We checked into our private room on the second floor in the house and took a nap. When we woke up, we drove to Crescent Beach Public Beach (#10) with the idea of taking the kayaks out to catch the sunset. This was as far as we got.
The next morning, we checked out of the hostel and went to breakfast at Rosies. They are known on the island for the BEST breakfast. We arrived shortly after two large parties, and were asked by our server if we had to catch a ferry. We didn’t know then that it would be 45 minutes before we would see our food. I never had “baked” eggs before, so it was worth the wait.

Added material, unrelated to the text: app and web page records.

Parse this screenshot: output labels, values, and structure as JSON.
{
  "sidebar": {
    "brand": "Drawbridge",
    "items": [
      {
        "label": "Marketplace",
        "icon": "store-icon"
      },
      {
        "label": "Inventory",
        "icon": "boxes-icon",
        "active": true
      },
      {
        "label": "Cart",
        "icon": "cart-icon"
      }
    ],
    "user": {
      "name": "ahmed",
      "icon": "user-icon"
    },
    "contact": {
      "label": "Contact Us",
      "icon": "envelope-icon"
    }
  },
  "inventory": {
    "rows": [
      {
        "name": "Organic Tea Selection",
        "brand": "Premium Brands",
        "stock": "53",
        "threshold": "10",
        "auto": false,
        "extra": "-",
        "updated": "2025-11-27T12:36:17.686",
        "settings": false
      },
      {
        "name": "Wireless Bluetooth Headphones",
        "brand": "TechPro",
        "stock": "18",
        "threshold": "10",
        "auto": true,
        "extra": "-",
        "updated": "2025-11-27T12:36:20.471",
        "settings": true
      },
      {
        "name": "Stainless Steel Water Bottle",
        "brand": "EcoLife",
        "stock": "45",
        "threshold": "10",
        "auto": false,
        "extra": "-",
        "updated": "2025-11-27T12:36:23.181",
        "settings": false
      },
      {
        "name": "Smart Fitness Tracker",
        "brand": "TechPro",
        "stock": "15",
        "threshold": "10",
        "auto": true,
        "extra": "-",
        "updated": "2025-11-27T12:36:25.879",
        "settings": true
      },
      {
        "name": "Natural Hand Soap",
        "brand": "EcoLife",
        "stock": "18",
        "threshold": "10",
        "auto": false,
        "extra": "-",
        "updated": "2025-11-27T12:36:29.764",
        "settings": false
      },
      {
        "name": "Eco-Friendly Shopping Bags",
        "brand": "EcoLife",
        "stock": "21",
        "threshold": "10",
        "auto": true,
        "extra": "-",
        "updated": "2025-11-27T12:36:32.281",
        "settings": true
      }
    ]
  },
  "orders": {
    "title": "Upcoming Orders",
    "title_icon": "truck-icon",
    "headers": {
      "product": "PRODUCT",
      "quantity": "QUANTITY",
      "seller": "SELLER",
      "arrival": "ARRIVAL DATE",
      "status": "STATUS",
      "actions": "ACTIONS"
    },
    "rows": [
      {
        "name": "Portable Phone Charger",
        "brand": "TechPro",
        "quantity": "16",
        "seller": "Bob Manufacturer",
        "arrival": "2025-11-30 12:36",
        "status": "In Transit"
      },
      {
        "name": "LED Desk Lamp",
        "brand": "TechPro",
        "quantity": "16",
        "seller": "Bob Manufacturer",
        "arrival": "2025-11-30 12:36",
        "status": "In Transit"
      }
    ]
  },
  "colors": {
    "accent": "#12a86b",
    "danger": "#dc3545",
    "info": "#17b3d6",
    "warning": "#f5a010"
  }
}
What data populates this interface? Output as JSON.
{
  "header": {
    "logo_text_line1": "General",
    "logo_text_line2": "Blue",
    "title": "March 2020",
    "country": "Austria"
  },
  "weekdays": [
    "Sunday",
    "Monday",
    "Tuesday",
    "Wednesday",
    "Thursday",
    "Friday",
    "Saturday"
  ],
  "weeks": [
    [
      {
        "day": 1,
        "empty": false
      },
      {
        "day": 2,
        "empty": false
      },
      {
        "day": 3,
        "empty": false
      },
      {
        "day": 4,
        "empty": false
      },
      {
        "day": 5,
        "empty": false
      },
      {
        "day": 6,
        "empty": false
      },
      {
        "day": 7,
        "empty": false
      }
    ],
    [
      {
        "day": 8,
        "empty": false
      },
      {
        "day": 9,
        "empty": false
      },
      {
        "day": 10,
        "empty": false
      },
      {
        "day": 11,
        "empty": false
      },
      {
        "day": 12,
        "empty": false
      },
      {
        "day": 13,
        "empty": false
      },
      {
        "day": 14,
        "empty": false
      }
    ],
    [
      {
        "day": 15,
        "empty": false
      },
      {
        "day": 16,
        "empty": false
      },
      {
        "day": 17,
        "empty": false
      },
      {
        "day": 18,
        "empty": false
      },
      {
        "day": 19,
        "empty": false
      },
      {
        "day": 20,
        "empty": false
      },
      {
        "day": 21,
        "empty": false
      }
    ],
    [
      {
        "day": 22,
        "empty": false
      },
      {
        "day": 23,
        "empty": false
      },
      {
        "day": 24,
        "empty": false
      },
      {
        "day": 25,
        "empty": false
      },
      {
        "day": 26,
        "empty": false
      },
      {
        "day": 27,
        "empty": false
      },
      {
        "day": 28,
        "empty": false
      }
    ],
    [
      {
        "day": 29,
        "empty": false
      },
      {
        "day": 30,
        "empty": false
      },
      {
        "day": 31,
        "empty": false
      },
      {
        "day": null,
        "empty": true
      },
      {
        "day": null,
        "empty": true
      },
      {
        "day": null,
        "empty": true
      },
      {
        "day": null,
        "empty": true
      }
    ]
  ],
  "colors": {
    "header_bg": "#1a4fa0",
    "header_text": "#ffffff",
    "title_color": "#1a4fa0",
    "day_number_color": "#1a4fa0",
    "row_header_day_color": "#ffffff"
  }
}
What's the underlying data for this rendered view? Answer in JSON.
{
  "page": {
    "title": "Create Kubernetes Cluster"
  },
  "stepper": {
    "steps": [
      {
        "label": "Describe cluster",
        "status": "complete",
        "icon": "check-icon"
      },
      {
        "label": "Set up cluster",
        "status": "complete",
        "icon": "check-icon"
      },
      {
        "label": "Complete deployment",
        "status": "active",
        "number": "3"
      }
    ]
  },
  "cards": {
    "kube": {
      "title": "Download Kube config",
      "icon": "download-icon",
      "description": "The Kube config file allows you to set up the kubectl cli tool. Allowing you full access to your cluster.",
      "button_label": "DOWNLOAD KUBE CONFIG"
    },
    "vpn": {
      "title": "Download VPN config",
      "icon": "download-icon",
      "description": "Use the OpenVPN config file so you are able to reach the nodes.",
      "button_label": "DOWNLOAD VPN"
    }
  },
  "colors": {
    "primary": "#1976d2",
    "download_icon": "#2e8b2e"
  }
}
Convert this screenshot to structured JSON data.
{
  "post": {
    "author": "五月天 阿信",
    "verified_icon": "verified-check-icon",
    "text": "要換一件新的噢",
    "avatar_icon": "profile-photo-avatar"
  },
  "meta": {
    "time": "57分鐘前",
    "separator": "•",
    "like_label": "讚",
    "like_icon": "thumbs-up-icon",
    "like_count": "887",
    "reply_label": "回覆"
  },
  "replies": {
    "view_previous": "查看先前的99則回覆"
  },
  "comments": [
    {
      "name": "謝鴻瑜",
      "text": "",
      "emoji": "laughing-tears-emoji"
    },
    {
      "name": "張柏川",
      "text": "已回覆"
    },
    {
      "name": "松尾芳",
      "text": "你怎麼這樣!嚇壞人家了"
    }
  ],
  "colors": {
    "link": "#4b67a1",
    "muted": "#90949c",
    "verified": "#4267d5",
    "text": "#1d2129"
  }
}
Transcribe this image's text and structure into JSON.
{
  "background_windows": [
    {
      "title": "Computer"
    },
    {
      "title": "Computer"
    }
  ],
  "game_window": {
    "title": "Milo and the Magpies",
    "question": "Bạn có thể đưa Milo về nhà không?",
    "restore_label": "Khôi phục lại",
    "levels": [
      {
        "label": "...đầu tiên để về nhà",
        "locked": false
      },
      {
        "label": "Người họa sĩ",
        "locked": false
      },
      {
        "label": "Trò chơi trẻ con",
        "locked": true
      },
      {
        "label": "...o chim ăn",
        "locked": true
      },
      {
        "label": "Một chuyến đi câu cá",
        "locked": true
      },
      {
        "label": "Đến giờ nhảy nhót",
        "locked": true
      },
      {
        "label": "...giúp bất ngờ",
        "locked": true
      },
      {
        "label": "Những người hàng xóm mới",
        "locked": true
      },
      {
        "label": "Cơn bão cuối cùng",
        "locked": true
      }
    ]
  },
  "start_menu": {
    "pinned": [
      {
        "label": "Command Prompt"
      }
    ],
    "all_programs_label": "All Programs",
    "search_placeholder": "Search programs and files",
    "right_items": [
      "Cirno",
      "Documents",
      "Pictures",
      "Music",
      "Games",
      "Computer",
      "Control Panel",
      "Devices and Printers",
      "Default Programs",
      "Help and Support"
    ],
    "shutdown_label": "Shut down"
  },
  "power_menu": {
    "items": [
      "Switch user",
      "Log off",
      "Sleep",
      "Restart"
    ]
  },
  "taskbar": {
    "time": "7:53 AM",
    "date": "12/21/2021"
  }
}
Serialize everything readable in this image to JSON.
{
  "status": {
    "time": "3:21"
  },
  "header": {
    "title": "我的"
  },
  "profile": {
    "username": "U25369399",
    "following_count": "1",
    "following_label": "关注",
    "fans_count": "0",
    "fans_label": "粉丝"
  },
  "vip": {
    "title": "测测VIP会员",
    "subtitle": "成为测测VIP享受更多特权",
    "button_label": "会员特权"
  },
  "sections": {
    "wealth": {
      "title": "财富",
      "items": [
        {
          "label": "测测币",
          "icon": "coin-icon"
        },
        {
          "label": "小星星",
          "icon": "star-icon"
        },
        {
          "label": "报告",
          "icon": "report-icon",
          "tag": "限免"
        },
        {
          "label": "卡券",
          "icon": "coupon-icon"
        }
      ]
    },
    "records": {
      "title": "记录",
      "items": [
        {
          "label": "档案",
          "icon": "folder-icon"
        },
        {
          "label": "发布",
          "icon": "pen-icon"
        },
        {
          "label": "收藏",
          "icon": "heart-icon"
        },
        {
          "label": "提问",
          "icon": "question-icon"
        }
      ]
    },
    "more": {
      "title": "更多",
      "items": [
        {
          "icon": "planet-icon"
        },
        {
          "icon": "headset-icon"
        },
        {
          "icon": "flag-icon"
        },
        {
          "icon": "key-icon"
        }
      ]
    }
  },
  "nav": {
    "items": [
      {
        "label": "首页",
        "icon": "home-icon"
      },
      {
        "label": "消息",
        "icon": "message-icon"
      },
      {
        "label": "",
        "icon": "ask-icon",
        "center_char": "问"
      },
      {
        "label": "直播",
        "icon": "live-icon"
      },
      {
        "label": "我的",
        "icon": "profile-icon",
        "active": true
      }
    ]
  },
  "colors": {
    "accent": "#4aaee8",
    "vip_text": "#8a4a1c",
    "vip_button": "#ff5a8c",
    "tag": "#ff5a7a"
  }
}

We headed west to Enchanted Valley Road (#3) to see my friend’s son’s home. They had purchased some land about five years ago and are slowly building “little houses” to allow for their growing business and family. It was so wonderful to see this handsome, young man again. He is the son of my very dear friends that I grew up with. They must be so proud of the life their children have created for themselves on such a gem of an island.
We had time for a hike and “Murf” suggested we check out Turtleback Mt. Nature Hike (#7). It was an easy to moderate hike with some long uphills to some spectacular views.
We parked by South Trail and headed north to Lost Oak Trail.
Parts of the trail were shady and wide while others were sunny and grassy.
Some were narrow…
…and lead to a magnificent views.
It was time to head south to the ferry for our reserved 7:25 p.m. ride back to Anacortes. When we pulled up to the station, the attendant seemed entertained by our arrival time. He said that the 5:15 ferry had just left and the next one was not until 8:50 p.m. I told him that we had made a reservation over a week ago. Upon checking my text messages, I realized the mistake I had made. Instead of booking a round trip fare, I booked two one-way fares from Anacortes to Orcas. Since their return trip is free, we just had to wait another three hours for the next ferry. I’d rather be hiking.
We finally were on our way back to Whidbey Island, hoping to return to Orcas Island again some day.
We left Glenwood Springs and headed west on 70 to Fruita. Scott had read that that there are some good mountain biking trails in this area. We found a site at Monument RV Resort.
Hurricane Rosa had begun to make her mark in western Colorado. It was early afternoon with more rain in the forecast, so we decided to take a drive to Colorado National Monument, knowing that we would be in and out of the car.
It it was only a short hike to see some incredible views. It was drizzling on and off but with relatively mild temperatures.
These photos don’t really reveal the actual depth of the canyon. You have to stand there to see for yourself.
I took a moment to collect my thoughts. Then, I followed my favorite photographer to catch him in action. He loves standing close to the edge.
Time for a selfie!
I also am amazed at the beauty of the unusual desert plants and flowers.
The following day we took our chances with the weather and went for a bike ride at Kokopelli’s Trailhead in Fruita.
Molly had told us that there were some good beginner trails where I could have fun perfecting my riding. She was right!